Try it
Report each line of the listing below that holds "image".

The data

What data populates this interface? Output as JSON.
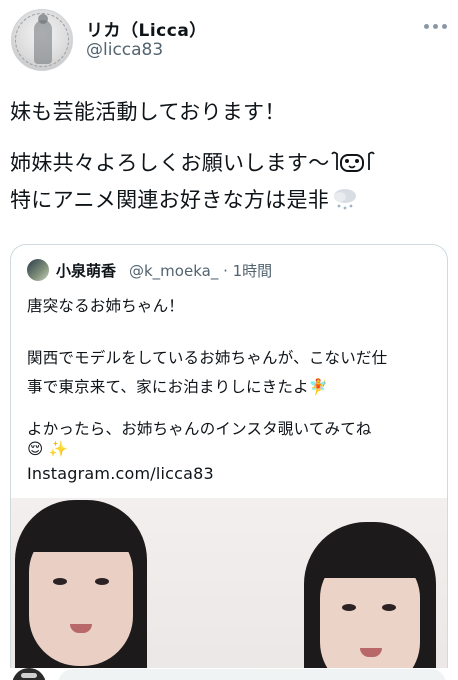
{
  "author": {
    "display_name": "リカ（Licca）",
    "handle": "@licca83"
  },
  "tweet": {
    "line1": "妹も芸能活動しております！",
    "line2": "姉妹共々よろしくお願いします〜",
    "line3": "特にアニメ関連お好きな方は是非",
    "emoji_line2": "ʕ•̫͡•ʔ",
    "emoji_line3": "cloud-snow-emoji"
  },
  "quote": {
    "name": "小泉萌香",
    "handle_time": "@k_moeka_ · 1時間",
    "text_line1": "唐突なるお姉ちゃん！",
    "text_line2": "関西でモデルをしているお姉ちゃんが、こないだ仕",
    "text_line3": "事で東京来て、家にお泊まりしにきたよ🧚",
    "text_line4": "よかったら、お姉ちゃんのインスタ覗いてみてね",
    "emoji_line": "😌 ✨",
    "link": "Instagram.com/licca83"
  },
  "colors": {
    "text_primary": "#0f1419",
    "text_secondary": "#536471",
    "border": "#cfd9de",
    "link": "#0f1419"
  },
  "icons": [
    "more-horizontal-icon",
    "avatar-image",
    "quote-avatar-image"
  ]
}
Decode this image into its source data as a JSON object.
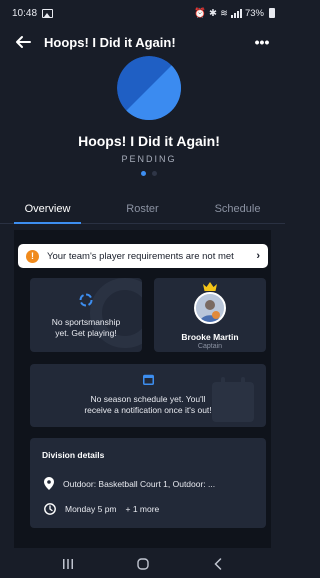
{
  "status_bar": {
    "time": "10:48",
    "battery": "73%",
    "icons": [
      "gallery-icon",
      "alarm-icon",
      "bluetooth-icon",
      "wifi-icon",
      "signal-icon",
      "battery-icon"
    ]
  },
  "header": {
    "title": "Hoops! I Did it Again!",
    "back_icon": "arrow-left-icon",
    "more_label": "•••"
  },
  "team": {
    "name": "Hoops! I Did it Again!",
    "status": "PENDING",
    "logo_colors": [
      "#1f5fc4",
      "#3b8bf0"
    ],
    "carousel_pages": 2,
    "carousel_active": 0
  },
  "tabs": [
    {
      "label": "Overview",
      "active": true
    },
    {
      "label": "Roster",
      "active": false
    },
    {
      "label": "Schedule",
      "active": false
    }
  ],
  "alert": {
    "icon": "!",
    "text": "Your team's player requirements are not met",
    "chevron": "›"
  },
  "sportsmanship": {
    "text_line1": "No sportsmanship",
    "text_line2": "yet. Get playing!"
  },
  "captain": {
    "name": "Brooke Martin",
    "role": "Captain"
  },
  "season_schedule": {
    "text_line1": "No season schedule yet. You'll",
    "text_line2": "receive a notification once it's out!"
  },
  "division": {
    "title": "Division details",
    "location": "Outdoor: Basketball Court 1, Outdoor: ...",
    "time": "Monday 5 pm",
    "time_more": "+ 1 more"
  },
  "colors": {
    "background": "#181d28",
    "accent": "#3d8ef0",
    "warning": "#f08a1c",
    "card": "#222938",
    "crown": "#f5c518"
  }
}
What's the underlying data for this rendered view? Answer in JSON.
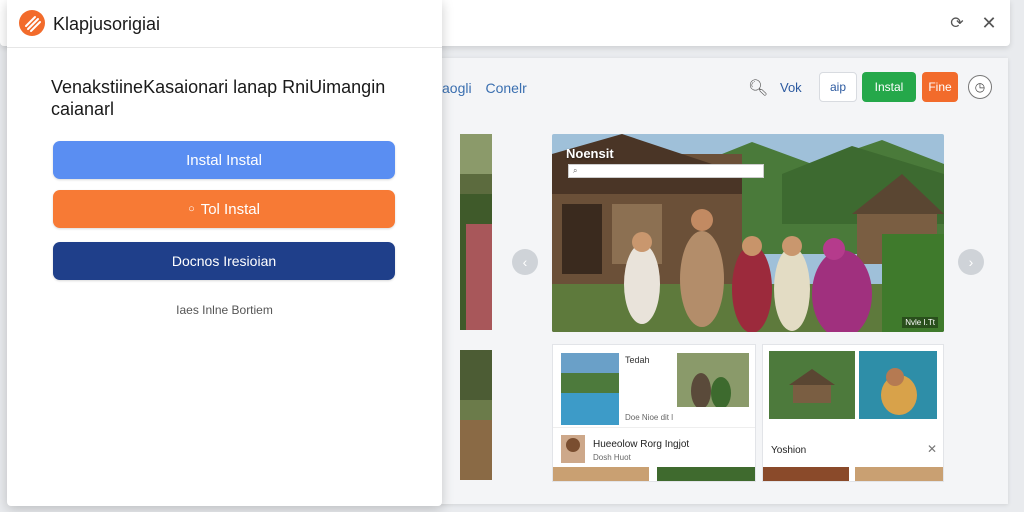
{
  "window": {
    "refresh_icon": "refresh-icon",
    "close_icon": "close-icon"
  },
  "modal": {
    "app_title": "Klapjusorigiai",
    "heading": "Venakstiine​Kasaionari lanap RniUimangin caianarl",
    "buttons": [
      {
        "label": "Instal Instal",
        "color": "#5a8ef2"
      },
      {
        "label": "Tol Instal",
        "color": "#f77a35",
        "icon": "○"
      },
      {
        "label": "Docnos Iresioian",
        "color": "#1f3f8a"
      }
    ],
    "footer_link": "Iaes Inlne Bortiem",
    "logo_color": "#f26b2b"
  },
  "browser": {
    "breadcrumb": [
      "aogli",
      "Conelr"
    ],
    "header_link": "Vok",
    "sign_btn": "aip",
    "install_btn": "Instal",
    "free_btn": "Fine",
    "hero": {
      "title": "Noensit",
      "badge": "Nvle I.Tt"
    },
    "card_a": {
      "label_top": "Tedah",
      "label_date": "Doe Nioe dit l",
      "title": "Hueeolow Rorg Ingjot",
      "subtitle": "Dosh Huot"
    },
    "card_b": {
      "title": "Yoshion"
    }
  },
  "colors": {
    "accent_green": "#25a84a",
    "accent_orange": "#f26b2b",
    "link_blue": "#2c5aa0"
  }
}
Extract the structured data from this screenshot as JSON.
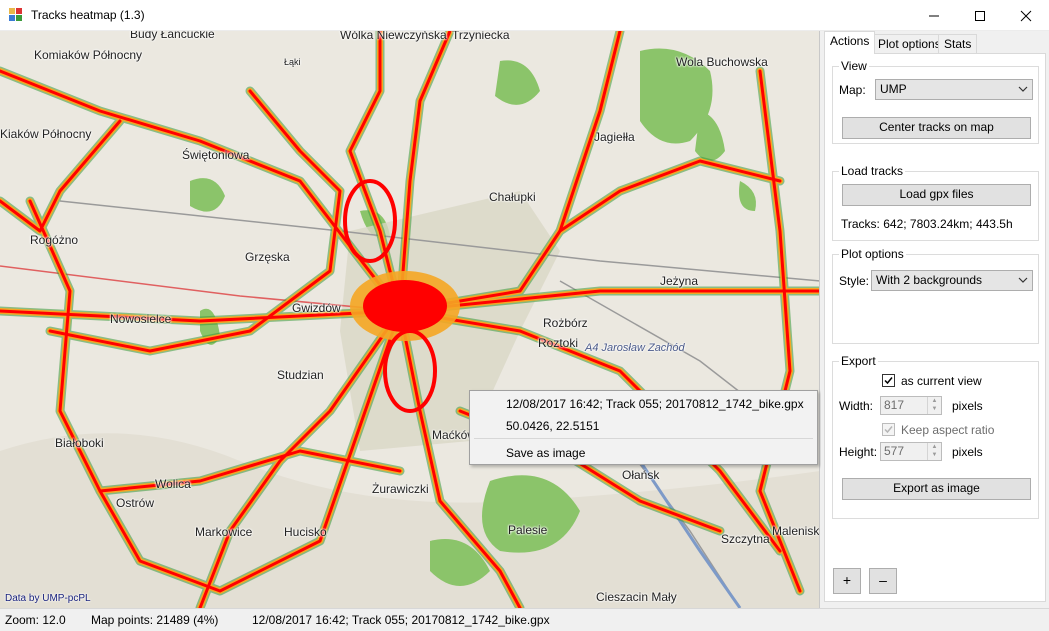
{
  "window": {
    "title": "Tracks heatmap (1.3)"
  },
  "map": {
    "labels": [
      {
        "text": "Budy Łańcuckie",
        "key": "budy"
      },
      {
        "text": "Komiaków Północny",
        "key": "komiakow"
      },
      {
        "text": "Łąki",
        "key": "laki"
      },
      {
        "text": "Wólka Niewczyńska",
        "key": "niewczynska"
      },
      {
        "text": "Trzyniecka",
        "key": "trzyniecka"
      },
      {
        "text": "Wola Buchowska",
        "key": "wola"
      },
      {
        "text": "Kiaków Północny",
        "key": "kiakow"
      },
      {
        "text": "Jagiełła",
        "key": "jagiella"
      },
      {
        "text": "Świętoniowa",
        "key": "swietoniowa"
      },
      {
        "text": "Chałupki",
        "key": "chalupki"
      },
      {
        "text": "Rogóżno",
        "key": "rogozno"
      },
      {
        "text": "Grzęska",
        "key": "grzeska"
      },
      {
        "text": "Gwizdów",
        "key": "gwizdow"
      },
      {
        "text": "Jeżyna",
        "key": "jezyna"
      },
      {
        "text": "Nowosielce",
        "key": "nowosielce"
      },
      {
        "text": "Rożbórz",
        "key": "rozborz"
      },
      {
        "text": "Roztoki",
        "key": "roztoki"
      },
      {
        "text": "Studzian",
        "key": "studzian"
      },
      {
        "text": "Maćkówka",
        "key": "mackowka"
      },
      {
        "text": "Białoboki",
        "key": "bialoboki"
      },
      {
        "text": "Wolica",
        "key": "wolica"
      },
      {
        "text": "Żurawiczki",
        "key": "zurawiczki"
      },
      {
        "text": "Ostrów",
        "key": "ostrow"
      },
      {
        "text": "Ołańsk",
        "key": "olansk"
      },
      {
        "text": "Palesie",
        "key": "palesie"
      },
      {
        "text": "Markowice",
        "key": "markowice"
      },
      {
        "text": "Hucisko",
        "key": "hucisko"
      },
      {
        "text": "Szczytna",
        "key": "szczytna"
      },
      {
        "text": "Maleniska",
        "key": "maleniska"
      },
      {
        "text": "Cieszacin Mały",
        "key": "cieszacin"
      },
      {
        "text": "A4 Jarosław Zachód",
        "key": "a4"
      }
    ],
    "attribution": "Data by UMP-pcPL"
  },
  "context_menu": {
    "line1": "12/08/2017 16:42; Track 055; 20170812_1742_bike.gpx",
    "line2": "50.0426, 22.5151",
    "save_label": "Save as image"
  },
  "tabs": [
    {
      "label": "Actions",
      "active": true
    },
    {
      "label": "Plot options",
      "active": false
    },
    {
      "label": "Stats",
      "active": false
    }
  ],
  "view_group": {
    "title": "View",
    "map_label": "Map:",
    "map_value": "UMP",
    "center_button": "Center tracks on map"
  },
  "load_group": {
    "title": "Load tracks",
    "load_button": "Load gpx files",
    "tracks_info": "Tracks: 642;  7803.24km;  443.5h"
  },
  "plot_group": {
    "title": "Plot options",
    "style_label": "Style:",
    "style_value": "With 2 backgrounds"
  },
  "export_group": {
    "title": "Export",
    "as_current_view_label": "as current view",
    "as_current_view_checked": true,
    "width_label": "Width:",
    "width_value": "817",
    "width_unit": "pixels",
    "keep_aspect_label": "Keep aspect ratio",
    "keep_aspect_checked": true,
    "height_label": "Height:",
    "height_value": "577",
    "height_unit": "pixels",
    "export_button": "Export as image"
  },
  "zoom_controls": {
    "plus": "+",
    "minus": "–"
  },
  "status": {
    "zoom": "Zoom: 12.0",
    "map_points": "Map points: 21489 (4%)",
    "track_info": "12/08/2017 16:42; Track 055; 20170812_1742_bike.gpx"
  },
  "colors": {
    "heat_core": "#ff0000",
    "heat_halo": "#f5a623",
    "heat_edge": "#3a9a3a",
    "forest": "#8bc46a",
    "map_bg": "#ebe8e0"
  }
}
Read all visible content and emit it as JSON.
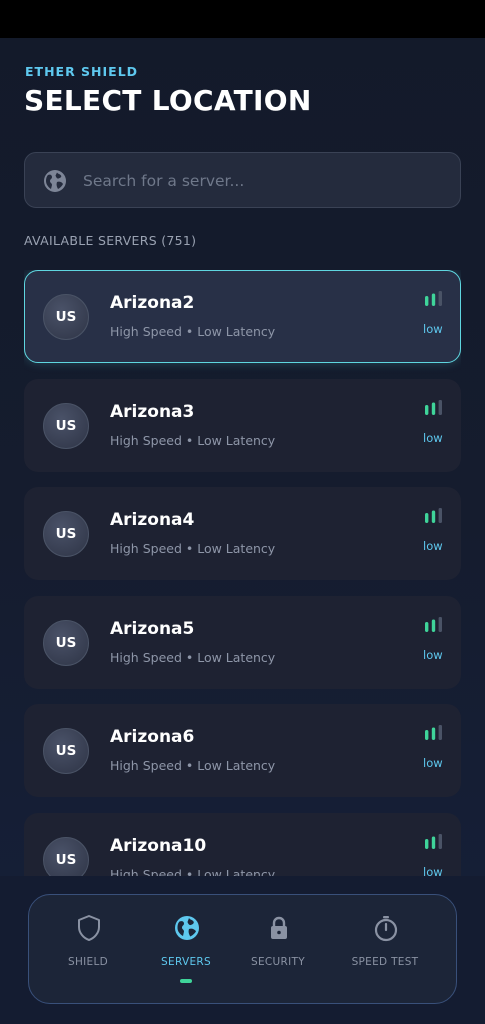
{
  "app": {
    "brand": "ETHER SHIELD",
    "title": "SELECT LOCATION"
  },
  "search": {
    "placeholder": "Search for a server...",
    "value": "",
    "icon": "globe-icon"
  },
  "section_label": "AVAILABLE SERVERS (751)",
  "servers": [
    {
      "code": "US",
      "name": "Arizona2",
      "subtitle": "High Speed • Low Latency",
      "ping": "low",
      "selected": true
    },
    {
      "code": "US",
      "name": "Arizona3",
      "subtitle": "High Speed • Low Latency",
      "ping": "low",
      "selected": false
    },
    {
      "code": "US",
      "name": "Arizona4",
      "subtitle": "High Speed • Low Latency",
      "ping": "low",
      "selected": false
    },
    {
      "code": "US",
      "name": "Arizona5",
      "subtitle": "High Speed • Low Latency",
      "ping": "low",
      "selected": false
    },
    {
      "code": "US",
      "name": "Arizona6",
      "subtitle": "High Speed • Low Latency",
      "ping": "low",
      "selected": false
    },
    {
      "code": "US",
      "name": "Arizona10",
      "subtitle": "High Speed • Low Latency",
      "ping": "low",
      "selected": false
    }
  ],
  "nav": {
    "tabs": [
      {
        "label": "SHIELD",
        "icon": "shield-icon",
        "active": false
      },
      {
        "label": "SERVERS",
        "icon": "globe-icon",
        "active": true
      },
      {
        "label": "SECURITY",
        "icon": "lock-icon",
        "active": false
      },
      {
        "label": "SPEED TEST",
        "icon": "stopwatch-icon",
        "active": false
      }
    ]
  },
  "colors": {
    "accent": "#5ec8ee",
    "signal": "#3fd49a",
    "selected_border": "#5fd6e0",
    "card_bg": "#1e2232",
    "background": "#131a2a"
  }
}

Result of this exercise
    "avatar-image",
    "quote-avatar-image"
Decode this image into its source data as a JSON object.
    "save_label": "Save as image"
    "export_button": "Export as image"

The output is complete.